Q A pediatric urologist I code for is concerned that we cannot bill/code for both orchiopexy and a hernia repair done during the same operating room session. Do you have any documentation on this matter? When you look up 54640 in CPT 2004, it references, "For inguinal hernia repair performed in conjunction with inguinal orchiopexy, see 49495-49525." In the Medicare Correct Coding Guidelines, I do not see any edits stating not to bill both procedures together.
A This issue is definitely confusing. I can understand the frustration you were feeling when you wrote the question. In fact, I'm not sure you could exceed the level of ambiguity achieved with the terminology and billing suggestions for 54640 in CPT-by definition, "Orchiopexy, inguinal approach, with or without hernia repair." Yet, in parentheses, it states, "For inguinal hernia repair performed in conjunction with inguinal orchiopexy, see 49495-49525."
Fortunately, the publication "CPT Changes 2001: An Insider's View," clarifies the issue (see pages 98-99). It says, "When an inguinal hernia repair is performed in addition to an orchiopexy, both code 54640 and the appropriate inguinal hernia repair code 49495-49525 should be reported." When CPT defines a code or interprets that definition, we should follow those recommendations, unless Medicare trumps it with a rule of its own.
Q My urologist began doing a new lab procedure using the patient's urine on a test strip to check bladder tumor urine. I was told to use CPT 86294, but after reading the coder's reference guide, I thought the test was done with blood, not urine. Can you verify if CPT 86294 is still the correct code I need to use?
A Code 86294 (immunoassay for tumor antigen, qualitative or semi-qualitative [eg, bladder tumor antigen]) does not specify the source that is used for the test. Therefore, it can be used for any specimen-including blood or urine-if the test meets the description for the code.
One would have to be sure that the test is a quantitative (or semi-quantitative) immunoassay to detect tumor antigen. If it meets the definition, then 86294 is the correct code. Remember, Medicare can change the rules. Check to see if a local carrier decision (LCD) is in place for this test, specifically.
Q Increasingly, payers are not reimbursing for first-time patient consultations that precede a surgical procedure. It seems reasonable to expect reimbursement when the service is a preoperative consult. Any recommendations? What about using a diagnostic code such as "hematuria" or "abdominal pain" for the consultation, then identifying the procedure by a different diagnosis, eg, "renal stone?"
A The initial evaluation of the patient should always be paid, even if a surgical procedure is performed. Medicare will always pay if you actually take a history, perform a physical, and provide medical decision-making services-if you code correctly and use the appropriate modifier. With very few exceptions, this describes all initial encounters. All private payers should pay unless you have contractually agreed to perform the service without payment.

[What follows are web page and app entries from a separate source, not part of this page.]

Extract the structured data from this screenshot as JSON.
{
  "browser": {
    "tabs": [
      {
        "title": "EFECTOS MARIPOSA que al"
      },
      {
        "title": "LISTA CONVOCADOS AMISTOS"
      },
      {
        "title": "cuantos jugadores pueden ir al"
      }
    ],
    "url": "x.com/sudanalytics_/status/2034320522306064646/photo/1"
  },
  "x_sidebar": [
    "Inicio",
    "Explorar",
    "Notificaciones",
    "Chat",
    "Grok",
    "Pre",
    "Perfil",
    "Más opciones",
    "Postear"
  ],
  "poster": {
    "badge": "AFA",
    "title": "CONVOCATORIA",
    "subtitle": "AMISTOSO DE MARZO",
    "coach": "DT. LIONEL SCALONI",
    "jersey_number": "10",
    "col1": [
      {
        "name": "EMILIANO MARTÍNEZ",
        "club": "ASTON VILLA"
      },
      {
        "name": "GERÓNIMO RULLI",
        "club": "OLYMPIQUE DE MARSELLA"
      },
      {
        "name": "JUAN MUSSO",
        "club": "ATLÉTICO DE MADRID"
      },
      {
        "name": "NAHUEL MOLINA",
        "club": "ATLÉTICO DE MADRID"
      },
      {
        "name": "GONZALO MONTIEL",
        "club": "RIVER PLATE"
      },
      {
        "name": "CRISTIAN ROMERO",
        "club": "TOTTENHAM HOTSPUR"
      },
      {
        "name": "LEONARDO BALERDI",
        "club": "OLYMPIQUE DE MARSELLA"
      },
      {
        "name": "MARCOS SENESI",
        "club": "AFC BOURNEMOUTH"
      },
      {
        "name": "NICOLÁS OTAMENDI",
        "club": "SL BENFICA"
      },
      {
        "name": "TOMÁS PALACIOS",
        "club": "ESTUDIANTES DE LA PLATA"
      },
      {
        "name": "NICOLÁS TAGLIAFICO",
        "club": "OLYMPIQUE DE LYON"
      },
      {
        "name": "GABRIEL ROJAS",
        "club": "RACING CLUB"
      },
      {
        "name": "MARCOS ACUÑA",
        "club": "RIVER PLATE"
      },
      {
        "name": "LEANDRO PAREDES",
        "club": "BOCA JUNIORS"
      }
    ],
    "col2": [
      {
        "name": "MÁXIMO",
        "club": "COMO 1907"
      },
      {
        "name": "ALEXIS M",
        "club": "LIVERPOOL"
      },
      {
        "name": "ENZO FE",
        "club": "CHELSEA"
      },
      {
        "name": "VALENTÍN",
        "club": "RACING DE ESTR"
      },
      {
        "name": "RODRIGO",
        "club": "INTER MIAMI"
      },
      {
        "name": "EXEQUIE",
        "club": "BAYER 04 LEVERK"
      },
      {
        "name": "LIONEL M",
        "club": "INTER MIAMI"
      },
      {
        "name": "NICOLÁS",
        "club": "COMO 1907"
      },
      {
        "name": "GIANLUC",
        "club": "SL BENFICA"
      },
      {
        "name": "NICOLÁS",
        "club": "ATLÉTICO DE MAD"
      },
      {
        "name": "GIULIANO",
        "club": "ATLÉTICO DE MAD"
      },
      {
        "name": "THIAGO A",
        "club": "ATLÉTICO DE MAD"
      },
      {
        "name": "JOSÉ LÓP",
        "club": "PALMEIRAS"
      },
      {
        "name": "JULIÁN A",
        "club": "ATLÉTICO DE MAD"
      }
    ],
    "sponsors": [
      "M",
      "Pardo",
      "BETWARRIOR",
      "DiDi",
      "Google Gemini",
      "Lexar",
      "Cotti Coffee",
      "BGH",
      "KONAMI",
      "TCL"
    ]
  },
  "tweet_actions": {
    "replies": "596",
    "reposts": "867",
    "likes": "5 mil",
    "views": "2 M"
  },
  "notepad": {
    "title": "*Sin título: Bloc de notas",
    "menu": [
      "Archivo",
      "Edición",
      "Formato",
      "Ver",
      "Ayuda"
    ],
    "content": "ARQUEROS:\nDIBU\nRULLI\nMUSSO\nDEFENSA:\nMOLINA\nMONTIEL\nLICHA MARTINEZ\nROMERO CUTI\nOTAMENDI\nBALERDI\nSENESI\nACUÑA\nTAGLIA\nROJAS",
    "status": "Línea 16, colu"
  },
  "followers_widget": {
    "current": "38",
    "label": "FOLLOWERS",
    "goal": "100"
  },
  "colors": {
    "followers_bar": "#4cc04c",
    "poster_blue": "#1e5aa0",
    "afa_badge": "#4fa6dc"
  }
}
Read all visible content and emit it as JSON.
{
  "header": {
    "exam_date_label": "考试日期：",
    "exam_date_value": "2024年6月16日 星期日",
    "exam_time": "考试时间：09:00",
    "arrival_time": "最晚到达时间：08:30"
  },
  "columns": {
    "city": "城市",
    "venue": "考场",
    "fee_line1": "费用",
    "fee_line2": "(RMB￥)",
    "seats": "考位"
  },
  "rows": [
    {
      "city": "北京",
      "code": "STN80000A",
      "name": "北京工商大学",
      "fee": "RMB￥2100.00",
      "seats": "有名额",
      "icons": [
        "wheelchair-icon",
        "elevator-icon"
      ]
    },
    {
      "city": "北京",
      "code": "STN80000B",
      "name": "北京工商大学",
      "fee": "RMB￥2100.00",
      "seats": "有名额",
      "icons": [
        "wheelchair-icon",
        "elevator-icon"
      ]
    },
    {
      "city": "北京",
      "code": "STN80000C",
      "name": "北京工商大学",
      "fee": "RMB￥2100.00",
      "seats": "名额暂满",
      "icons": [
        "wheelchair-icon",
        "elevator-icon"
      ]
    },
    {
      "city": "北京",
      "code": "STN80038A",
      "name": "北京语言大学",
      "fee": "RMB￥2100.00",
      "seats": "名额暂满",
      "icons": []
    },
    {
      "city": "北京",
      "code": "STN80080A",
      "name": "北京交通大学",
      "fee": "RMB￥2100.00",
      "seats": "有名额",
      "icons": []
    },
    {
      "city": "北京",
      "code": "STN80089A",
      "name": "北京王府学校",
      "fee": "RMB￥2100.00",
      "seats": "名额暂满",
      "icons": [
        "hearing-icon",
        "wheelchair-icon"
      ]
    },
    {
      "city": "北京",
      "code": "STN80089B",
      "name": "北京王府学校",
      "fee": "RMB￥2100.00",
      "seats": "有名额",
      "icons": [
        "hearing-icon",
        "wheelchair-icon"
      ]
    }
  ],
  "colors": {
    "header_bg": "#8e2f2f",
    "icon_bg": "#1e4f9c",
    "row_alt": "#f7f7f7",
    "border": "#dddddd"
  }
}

Be sure that you are coding correctly. For Medicare, the -25 modifier should be attached to the E&M code if you are performing a 0- or 10-day global procedure on the day of the evaluation. If the procedure is a 90-day global procedure, then the -57 modifier must be attached to the E&M service performed, on the day before or the day of the procedure in which the decision to perform the procedure was made. A different diagnosis is not required. A private payer may follow Medicare rules, or may pay only if the -57 modifier is used.
Always appeal if you're not paid correctly. Also, add to your contract that the private payer will pay for the consult the next time you renew your contract.
Disclaimer: The information in this column is designed to be authoritative, and every effort has been made to ensure its accuracy at the time it was written. However, readers are encouraged to check with their individual carrier or private payers for updates and to confirm that this information conforms to their specific rules.